= Try it =
Search the entries below. Return every line that has "Details" in it.

───── Task material ─────

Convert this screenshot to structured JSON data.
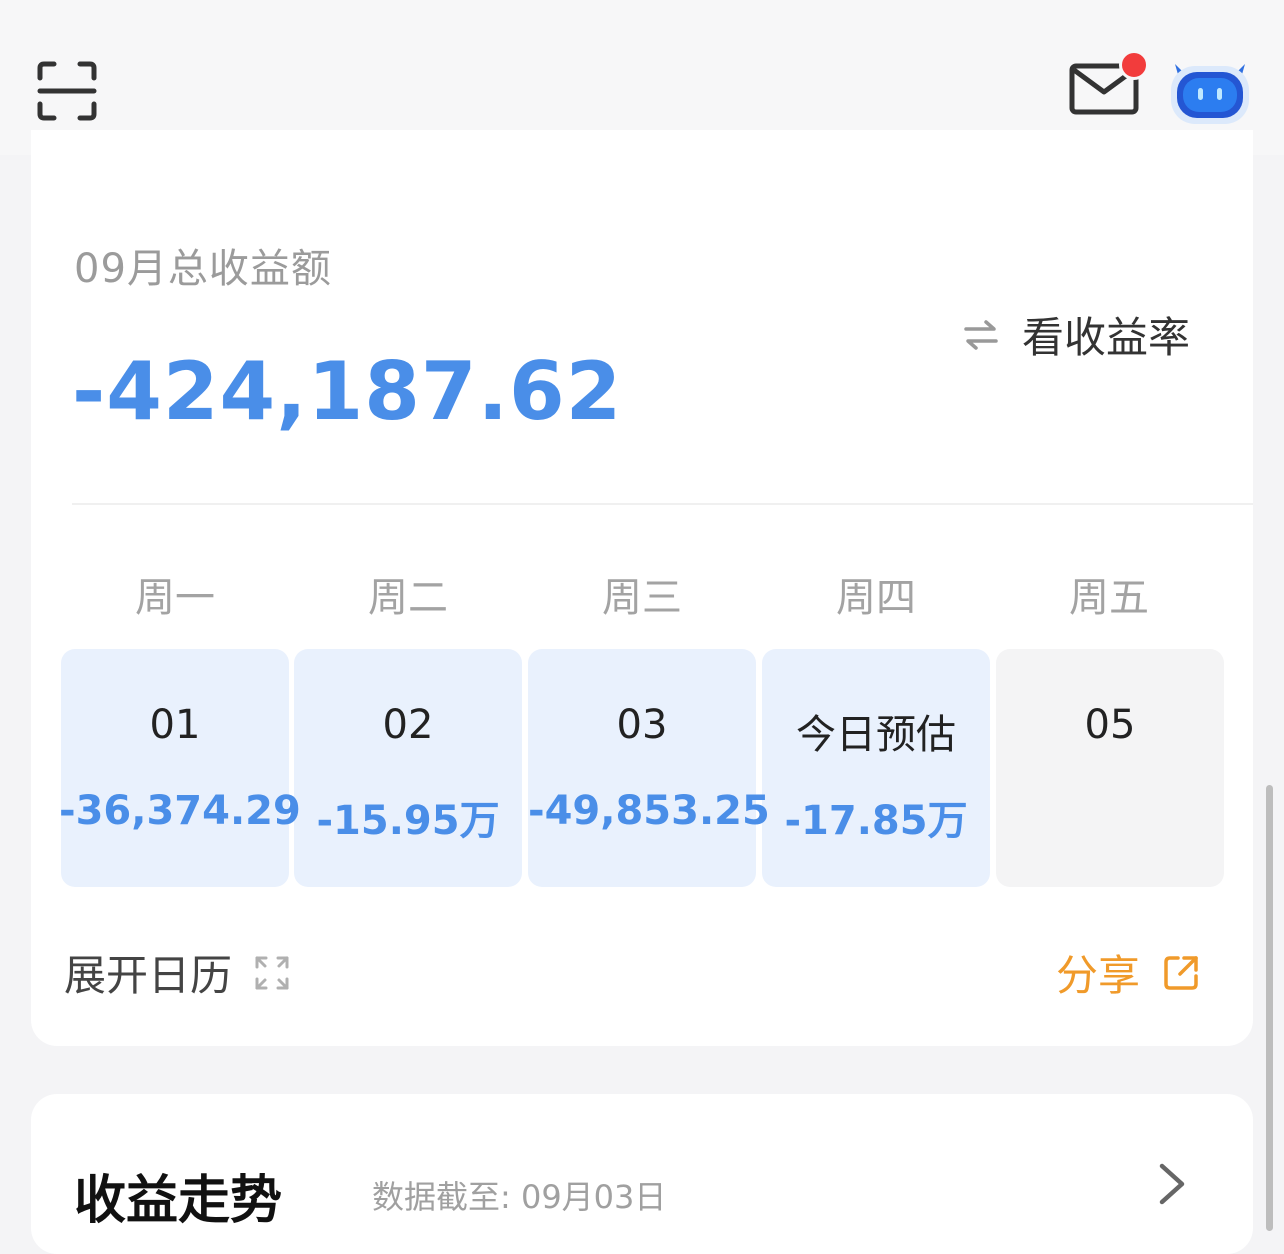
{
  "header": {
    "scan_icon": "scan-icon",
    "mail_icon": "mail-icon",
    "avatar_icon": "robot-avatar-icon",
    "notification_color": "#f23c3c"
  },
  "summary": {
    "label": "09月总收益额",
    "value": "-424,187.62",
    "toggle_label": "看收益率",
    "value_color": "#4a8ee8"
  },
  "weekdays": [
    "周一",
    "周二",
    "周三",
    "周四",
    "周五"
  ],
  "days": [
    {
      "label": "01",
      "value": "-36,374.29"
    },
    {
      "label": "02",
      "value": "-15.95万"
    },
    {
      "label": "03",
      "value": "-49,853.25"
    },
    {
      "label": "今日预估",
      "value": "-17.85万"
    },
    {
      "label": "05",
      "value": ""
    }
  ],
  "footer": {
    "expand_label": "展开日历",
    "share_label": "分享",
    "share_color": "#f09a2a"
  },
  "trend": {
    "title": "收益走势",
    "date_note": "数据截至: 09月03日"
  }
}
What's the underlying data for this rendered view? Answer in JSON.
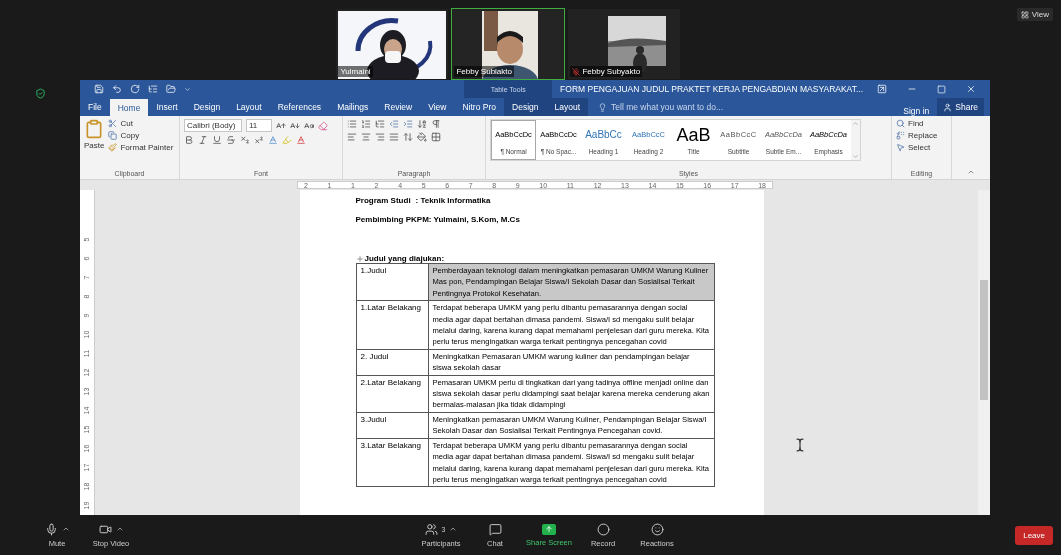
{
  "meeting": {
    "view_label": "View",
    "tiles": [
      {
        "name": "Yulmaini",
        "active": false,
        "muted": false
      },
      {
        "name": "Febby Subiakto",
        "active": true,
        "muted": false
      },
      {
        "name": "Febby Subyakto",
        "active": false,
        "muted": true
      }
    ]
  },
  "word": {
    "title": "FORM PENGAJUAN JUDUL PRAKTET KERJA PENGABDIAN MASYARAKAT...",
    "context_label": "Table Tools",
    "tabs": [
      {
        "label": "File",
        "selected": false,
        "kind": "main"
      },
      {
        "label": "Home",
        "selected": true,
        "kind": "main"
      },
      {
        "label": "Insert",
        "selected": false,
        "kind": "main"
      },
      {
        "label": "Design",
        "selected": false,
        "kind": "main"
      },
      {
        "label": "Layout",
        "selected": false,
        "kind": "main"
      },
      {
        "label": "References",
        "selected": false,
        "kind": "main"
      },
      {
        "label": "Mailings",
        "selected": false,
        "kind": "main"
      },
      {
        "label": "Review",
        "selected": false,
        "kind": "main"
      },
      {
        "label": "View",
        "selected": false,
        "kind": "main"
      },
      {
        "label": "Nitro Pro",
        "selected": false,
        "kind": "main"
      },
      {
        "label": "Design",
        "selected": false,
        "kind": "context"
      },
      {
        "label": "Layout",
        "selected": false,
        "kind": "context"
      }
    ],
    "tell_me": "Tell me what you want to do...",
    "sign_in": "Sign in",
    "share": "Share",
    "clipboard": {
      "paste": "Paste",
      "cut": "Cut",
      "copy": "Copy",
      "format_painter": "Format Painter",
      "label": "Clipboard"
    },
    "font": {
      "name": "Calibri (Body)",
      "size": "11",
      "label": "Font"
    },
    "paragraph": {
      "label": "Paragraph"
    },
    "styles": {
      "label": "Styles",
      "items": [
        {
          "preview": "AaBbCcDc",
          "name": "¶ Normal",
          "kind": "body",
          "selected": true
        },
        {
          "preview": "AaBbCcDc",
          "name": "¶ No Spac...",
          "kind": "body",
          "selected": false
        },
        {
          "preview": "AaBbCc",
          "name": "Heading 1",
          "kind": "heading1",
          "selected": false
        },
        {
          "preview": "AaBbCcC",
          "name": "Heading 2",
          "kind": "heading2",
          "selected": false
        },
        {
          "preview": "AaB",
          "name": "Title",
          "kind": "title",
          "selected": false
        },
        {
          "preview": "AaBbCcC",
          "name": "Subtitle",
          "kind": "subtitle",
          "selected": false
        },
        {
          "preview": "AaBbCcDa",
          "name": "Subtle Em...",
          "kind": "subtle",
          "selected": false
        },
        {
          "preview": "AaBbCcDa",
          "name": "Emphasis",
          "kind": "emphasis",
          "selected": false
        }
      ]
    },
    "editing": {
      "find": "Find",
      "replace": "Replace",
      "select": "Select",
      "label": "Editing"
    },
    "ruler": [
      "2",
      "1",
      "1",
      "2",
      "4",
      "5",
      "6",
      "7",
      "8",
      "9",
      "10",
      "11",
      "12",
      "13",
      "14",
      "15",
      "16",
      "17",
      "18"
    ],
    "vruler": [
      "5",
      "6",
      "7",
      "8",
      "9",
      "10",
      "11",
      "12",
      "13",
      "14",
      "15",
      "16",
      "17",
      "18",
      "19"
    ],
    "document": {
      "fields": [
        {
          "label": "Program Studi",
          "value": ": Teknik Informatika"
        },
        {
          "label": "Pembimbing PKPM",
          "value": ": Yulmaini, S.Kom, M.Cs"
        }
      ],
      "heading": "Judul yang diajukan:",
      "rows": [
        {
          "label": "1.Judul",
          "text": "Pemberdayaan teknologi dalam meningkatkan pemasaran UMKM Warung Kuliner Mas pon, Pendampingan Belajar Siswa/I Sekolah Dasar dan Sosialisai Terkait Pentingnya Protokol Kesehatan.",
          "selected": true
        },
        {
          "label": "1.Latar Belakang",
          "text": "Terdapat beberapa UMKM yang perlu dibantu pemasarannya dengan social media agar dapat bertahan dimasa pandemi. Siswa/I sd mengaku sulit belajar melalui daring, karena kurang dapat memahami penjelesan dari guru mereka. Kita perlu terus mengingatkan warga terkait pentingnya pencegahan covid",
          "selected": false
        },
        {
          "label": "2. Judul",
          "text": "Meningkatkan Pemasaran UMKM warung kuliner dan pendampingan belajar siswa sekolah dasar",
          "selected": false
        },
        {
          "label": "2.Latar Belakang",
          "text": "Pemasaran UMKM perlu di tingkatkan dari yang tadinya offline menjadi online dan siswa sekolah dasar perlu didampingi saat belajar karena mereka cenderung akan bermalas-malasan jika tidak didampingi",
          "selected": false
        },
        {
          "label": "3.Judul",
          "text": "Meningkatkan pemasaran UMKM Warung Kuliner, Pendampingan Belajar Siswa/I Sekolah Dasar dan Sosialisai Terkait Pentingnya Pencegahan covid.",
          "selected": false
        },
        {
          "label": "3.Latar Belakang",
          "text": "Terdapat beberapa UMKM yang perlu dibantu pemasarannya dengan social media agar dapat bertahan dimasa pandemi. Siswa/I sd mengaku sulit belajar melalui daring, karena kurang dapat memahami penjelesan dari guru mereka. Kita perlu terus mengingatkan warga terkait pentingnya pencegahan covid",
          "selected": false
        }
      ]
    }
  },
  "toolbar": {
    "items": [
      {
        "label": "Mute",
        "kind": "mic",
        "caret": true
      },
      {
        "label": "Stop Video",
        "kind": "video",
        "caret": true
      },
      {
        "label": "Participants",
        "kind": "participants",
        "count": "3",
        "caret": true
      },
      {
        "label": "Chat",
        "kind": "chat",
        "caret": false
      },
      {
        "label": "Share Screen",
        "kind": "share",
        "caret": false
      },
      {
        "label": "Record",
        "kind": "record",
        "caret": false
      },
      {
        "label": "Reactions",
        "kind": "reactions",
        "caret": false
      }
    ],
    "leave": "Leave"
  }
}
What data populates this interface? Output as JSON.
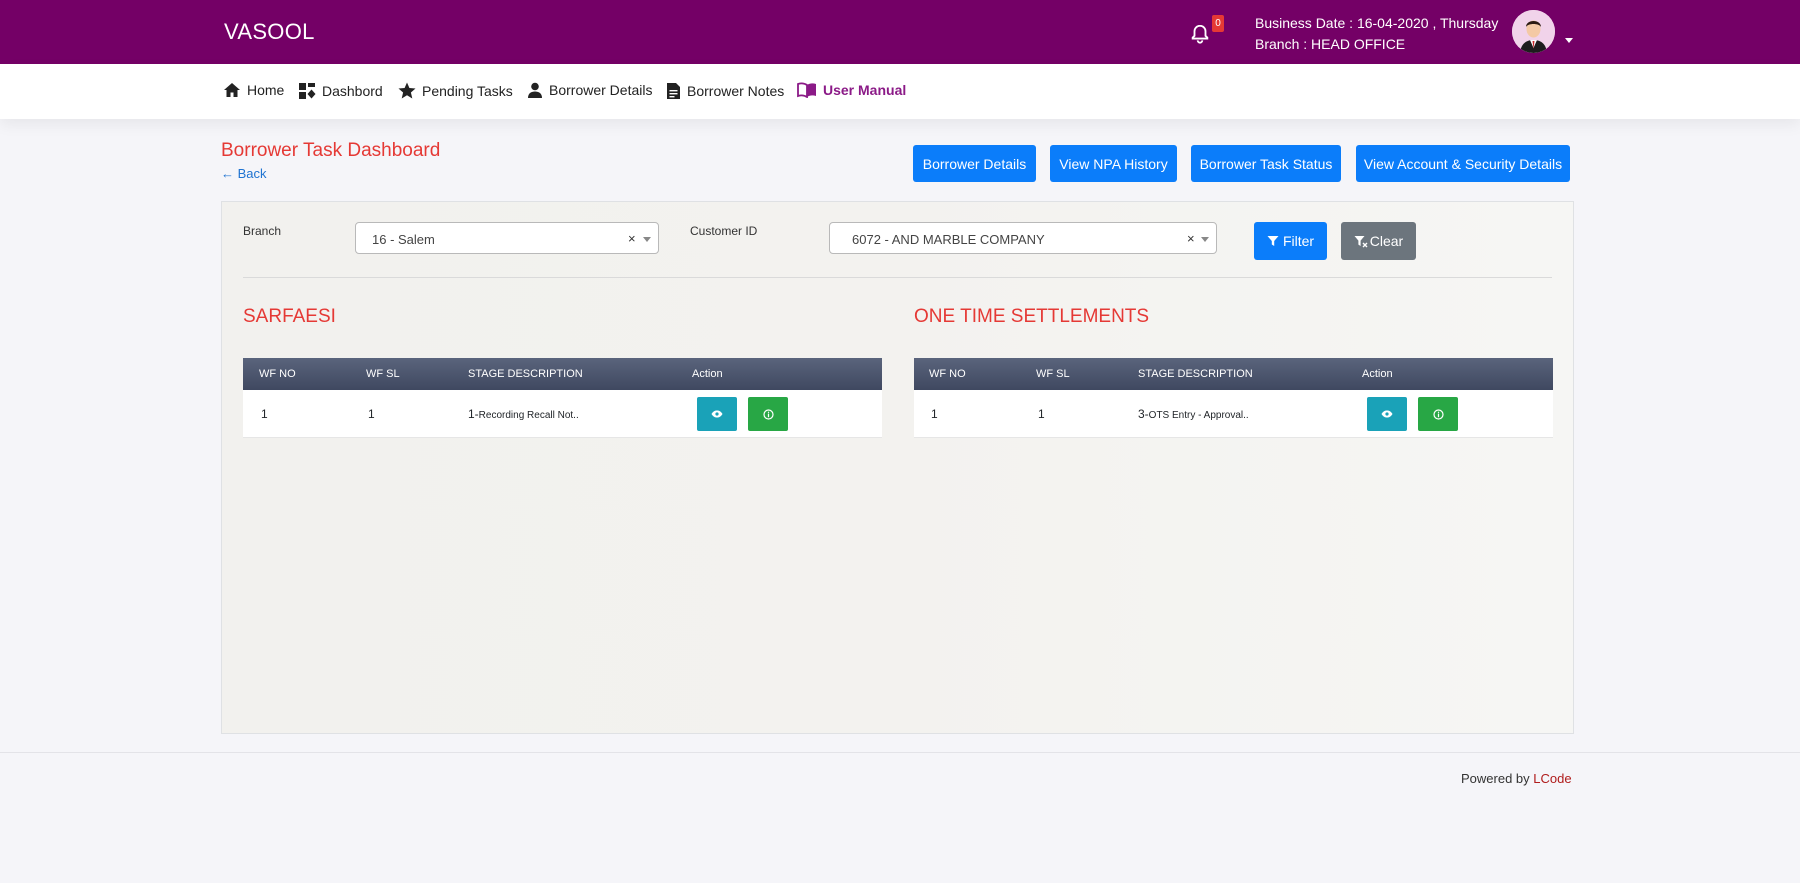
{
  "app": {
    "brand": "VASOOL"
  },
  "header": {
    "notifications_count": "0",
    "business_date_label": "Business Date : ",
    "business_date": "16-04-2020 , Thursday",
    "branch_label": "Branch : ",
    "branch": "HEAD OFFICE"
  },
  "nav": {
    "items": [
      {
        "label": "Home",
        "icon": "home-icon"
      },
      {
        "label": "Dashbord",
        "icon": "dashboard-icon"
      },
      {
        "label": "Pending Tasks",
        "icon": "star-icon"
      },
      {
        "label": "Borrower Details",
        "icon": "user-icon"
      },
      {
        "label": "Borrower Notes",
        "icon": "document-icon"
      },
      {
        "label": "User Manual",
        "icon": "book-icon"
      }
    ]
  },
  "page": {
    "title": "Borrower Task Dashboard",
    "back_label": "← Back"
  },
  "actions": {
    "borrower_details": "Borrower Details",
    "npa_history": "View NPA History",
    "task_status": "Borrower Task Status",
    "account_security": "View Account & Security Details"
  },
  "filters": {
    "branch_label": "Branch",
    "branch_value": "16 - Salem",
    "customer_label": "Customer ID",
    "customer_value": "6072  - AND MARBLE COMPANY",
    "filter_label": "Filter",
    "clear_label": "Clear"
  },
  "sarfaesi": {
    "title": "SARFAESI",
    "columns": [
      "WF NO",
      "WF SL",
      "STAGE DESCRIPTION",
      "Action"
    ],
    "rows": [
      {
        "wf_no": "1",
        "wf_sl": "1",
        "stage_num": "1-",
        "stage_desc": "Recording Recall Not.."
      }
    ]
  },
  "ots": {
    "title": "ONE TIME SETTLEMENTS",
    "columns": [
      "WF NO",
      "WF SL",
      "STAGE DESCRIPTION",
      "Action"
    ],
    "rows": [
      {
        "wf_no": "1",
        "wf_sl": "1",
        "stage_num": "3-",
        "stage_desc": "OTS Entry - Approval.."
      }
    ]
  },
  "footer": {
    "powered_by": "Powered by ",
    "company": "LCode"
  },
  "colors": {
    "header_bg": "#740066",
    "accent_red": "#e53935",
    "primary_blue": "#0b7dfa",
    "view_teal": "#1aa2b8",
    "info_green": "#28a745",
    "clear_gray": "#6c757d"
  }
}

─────

= Answer to the problem =
        "label": "Borrower Details",
    "borrower_details": "Borrower Details",
    "account_security": "View Account & Security Details"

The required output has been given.